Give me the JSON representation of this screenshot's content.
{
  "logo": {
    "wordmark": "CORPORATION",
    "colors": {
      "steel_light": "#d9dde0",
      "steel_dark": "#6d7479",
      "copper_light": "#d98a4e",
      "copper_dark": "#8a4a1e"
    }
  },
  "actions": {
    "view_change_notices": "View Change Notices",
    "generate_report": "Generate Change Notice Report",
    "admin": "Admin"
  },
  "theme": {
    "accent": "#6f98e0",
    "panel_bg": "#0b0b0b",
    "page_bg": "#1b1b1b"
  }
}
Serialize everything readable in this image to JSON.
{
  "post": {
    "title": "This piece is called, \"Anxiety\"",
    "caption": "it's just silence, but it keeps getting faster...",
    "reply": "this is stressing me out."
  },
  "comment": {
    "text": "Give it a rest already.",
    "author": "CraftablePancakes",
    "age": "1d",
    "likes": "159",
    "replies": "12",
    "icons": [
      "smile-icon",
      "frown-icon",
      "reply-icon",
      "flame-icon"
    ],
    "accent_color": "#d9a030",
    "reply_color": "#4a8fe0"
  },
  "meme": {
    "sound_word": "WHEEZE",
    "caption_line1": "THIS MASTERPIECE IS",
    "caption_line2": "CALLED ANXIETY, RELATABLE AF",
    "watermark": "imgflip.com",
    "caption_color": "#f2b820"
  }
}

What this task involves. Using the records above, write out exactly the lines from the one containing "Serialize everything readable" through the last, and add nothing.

Result of the task.
Serialize everything readable in this image to JSON.
{
  "post": {
    "title": "This piece is called, \"Anxiety\"",
    "caption": "it's just silence, but it keeps getting faster...",
    "reply": "this is stressing me out."
  },
  "comment": {
    "text": "Give it a rest already.",
    "author": "CraftablePancakes",
    "age": "1d",
    "likes": "159",
    "replies": "12",
    "icons": [
      "smile-icon",
      "frown-icon",
      "reply-icon",
      "flame-icon"
    ],
    "accent_color": "#d9a030",
    "reply_color": "#4a8fe0"
  },
  "meme": {
    "sound_word": "WHEEZE",
    "caption_line1": "THIS MASTERPIECE IS",
    "caption_line2": "CALLED ANXIETY, RELATABLE AF",
    "watermark": "imgflip.com",
    "caption_color": "#f2b820"
  }
}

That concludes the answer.